For outgoing data, websockets builds upon
implements flow control. If the output buffers grow too large, it waits until
they’re drained. That’s why all APIs that write frames are asynchronous.
Of course, it’s still possible for an application to create its own unbounded buffers and break the backpressure. Be careful with queues.
This section discusses buffers from the perspective of a server but it applies to clients as well.
An asynchronous systems works best when its buffers are almost always empty.
For example, if a client sends data too fast for a server, the queue of incoming messages will be constantly full. The server will always be 32 messages (by default) behind the client. This consumes memory and increases latency for no good reason. The problem is called bufferbloat.
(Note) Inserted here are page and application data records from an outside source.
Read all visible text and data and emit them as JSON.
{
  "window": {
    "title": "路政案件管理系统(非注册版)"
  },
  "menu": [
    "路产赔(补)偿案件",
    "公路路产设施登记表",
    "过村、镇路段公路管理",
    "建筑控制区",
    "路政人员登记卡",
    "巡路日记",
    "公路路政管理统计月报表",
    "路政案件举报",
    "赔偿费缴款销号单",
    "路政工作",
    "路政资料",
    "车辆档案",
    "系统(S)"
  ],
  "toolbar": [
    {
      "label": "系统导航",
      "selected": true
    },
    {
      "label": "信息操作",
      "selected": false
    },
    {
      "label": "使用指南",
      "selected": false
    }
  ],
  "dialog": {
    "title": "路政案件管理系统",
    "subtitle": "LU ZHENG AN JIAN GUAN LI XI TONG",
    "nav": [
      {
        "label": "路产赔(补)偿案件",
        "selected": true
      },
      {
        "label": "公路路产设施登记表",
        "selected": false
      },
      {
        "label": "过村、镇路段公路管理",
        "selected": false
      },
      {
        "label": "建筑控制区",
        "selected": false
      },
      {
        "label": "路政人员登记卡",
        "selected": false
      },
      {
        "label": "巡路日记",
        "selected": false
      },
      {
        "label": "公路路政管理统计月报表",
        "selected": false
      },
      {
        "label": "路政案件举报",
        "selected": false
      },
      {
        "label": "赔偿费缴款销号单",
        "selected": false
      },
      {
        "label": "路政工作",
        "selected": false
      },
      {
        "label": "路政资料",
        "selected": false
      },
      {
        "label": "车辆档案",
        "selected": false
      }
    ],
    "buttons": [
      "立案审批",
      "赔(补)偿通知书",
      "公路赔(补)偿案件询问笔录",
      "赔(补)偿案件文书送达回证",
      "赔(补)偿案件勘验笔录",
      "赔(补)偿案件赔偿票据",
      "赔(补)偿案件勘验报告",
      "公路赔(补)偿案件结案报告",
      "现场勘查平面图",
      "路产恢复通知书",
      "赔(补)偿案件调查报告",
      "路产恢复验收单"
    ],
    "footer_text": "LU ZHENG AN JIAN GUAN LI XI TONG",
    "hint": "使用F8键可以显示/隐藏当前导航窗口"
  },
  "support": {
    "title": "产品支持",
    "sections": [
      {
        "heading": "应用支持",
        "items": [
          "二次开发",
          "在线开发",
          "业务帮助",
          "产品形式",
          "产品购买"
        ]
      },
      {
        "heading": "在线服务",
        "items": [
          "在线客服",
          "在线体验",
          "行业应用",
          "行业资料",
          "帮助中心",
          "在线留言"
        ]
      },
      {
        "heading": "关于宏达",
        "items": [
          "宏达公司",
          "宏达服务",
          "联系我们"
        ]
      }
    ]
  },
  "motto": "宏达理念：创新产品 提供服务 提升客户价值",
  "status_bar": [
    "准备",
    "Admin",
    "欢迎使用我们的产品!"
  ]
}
If buffers are almost always full and that problem cannot be solved by adding capacity — typically because the system is bottlenecked by the output and constantly regulated by backpressure — reducing the size of buffers minimizes negative consequences.
By default websockets has rather high limits. You can decrease them according to your application’s characteristics.
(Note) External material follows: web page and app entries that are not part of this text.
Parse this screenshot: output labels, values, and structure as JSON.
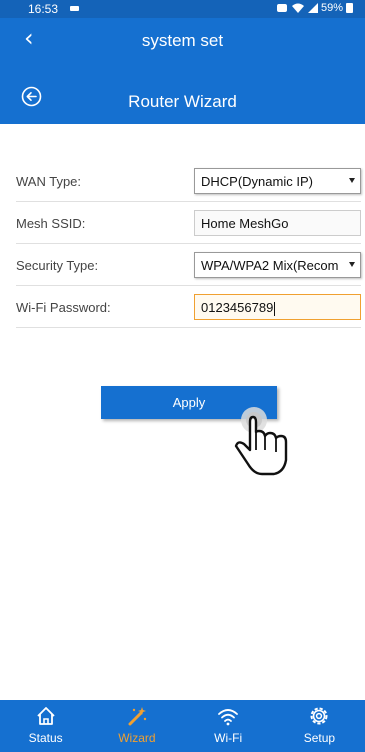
{
  "status_bar": {
    "time": "16:53",
    "battery": "59%"
  },
  "header": {
    "title": "system set",
    "back_icon": "chevron-left-icon"
  },
  "sub_header": {
    "title": "Router Wizard",
    "back_icon": "circle-arrow-left-icon"
  },
  "form": {
    "wan_type": {
      "label": "WAN Type:",
      "value": "DHCP(Dynamic IP)"
    },
    "mesh_ssid": {
      "label": "Mesh SSID:",
      "value": "Home MeshGo"
    },
    "security_type": {
      "label": "Security Type:",
      "value": "WPA/WPA2 Mix(Recom"
    },
    "wifi_password": {
      "label": "Wi-Fi Password:",
      "value": "0123456789"
    }
  },
  "apply_label": "Apply",
  "tabbar": {
    "items": [
      {
        "label": "Status",
        "icon": "home-icon"
      },
      {
        "label": "Wizard",
        "icon": "wand-icon",
        "active": true
      },
      {
        "label": "Wi-Fi",
        "icon": "wifi-icon"
      },
      {
        "label": "Setup",
        "icon": "gear-icon"
      }
    ]
  },
  "colors": {
    "primary": "#1570d0",
    "status_bar": "#1463b8",
    "active_tab": "#f0a030",
    "focus_border": "#f0a030"
  }
}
Bufferbloat can happen at every level in the stack where there is a buffer. For each connection, the receiving side contains these buffers:
OS buffers: tuning them is an advanced optimization.
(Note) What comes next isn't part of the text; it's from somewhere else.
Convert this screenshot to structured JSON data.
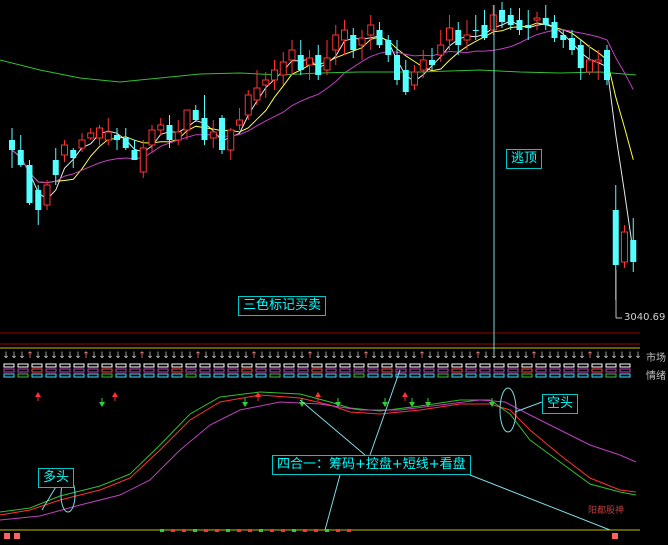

StreamReaderbytes buffer: the default limit is 64 KiB. You can set another limit by passing a
read_limitkeyword argument to
deque: its size depends both on the size and the number of messages it contains. By default the maximum UTF-8 encoded size is 1 MiB and the maximum number is 32. In the worst case, after UTF-8 decoding, a single message could take up to 4 MiB of memory and the overall memory consumption could reach 128 MiB. You should adjust these limits by setting the
max_queuekeyword arguments of
serve()according to your application’s requirements.
For each connection, the sending side contains these buffers:
StreamWriterbytes buffer: the default size is 64 KiB. You can set another limit by passing a
write_limitkeyword argument to
OS buffers: tuning them is an advanced optimization.
Awaiting any combination of
pong() concurrently is safe, including
multiple calls to the same method, with one exception and one limitation.
Only one coroutine can receive messages at a time. This constraint avoids non-deterministic behavior (and simplifies the implementation). If a coroutine is awaiting
recv(), awaiting it again in another coroutine raises
Sending a fragmented message forces serialization. Indeed, the WebSocket protocol doesn’t support multiplexing messages. If a coroutine is awaiting
send()to send a fragmented message, awaiting it again in another coroutine waits until the first call completes. This will be transparent in many cases. It may be a concern if the fragmented message is generated slowly by an asynchronous iterator.
Receiving frames is independent from sending frames. This isolates
recv(), which receives frames, from
the other methods, which send frames.
While the connection is open, each frame is sent with a single write. Combined
with the concurrency model of
asyncio, this enforces serialization. The
only other requirement is to prevent interleaving other data frames in the
middle of a fragmented message.
After the connection is closed, sending a frame raises
ConnectionClosed, which is safe.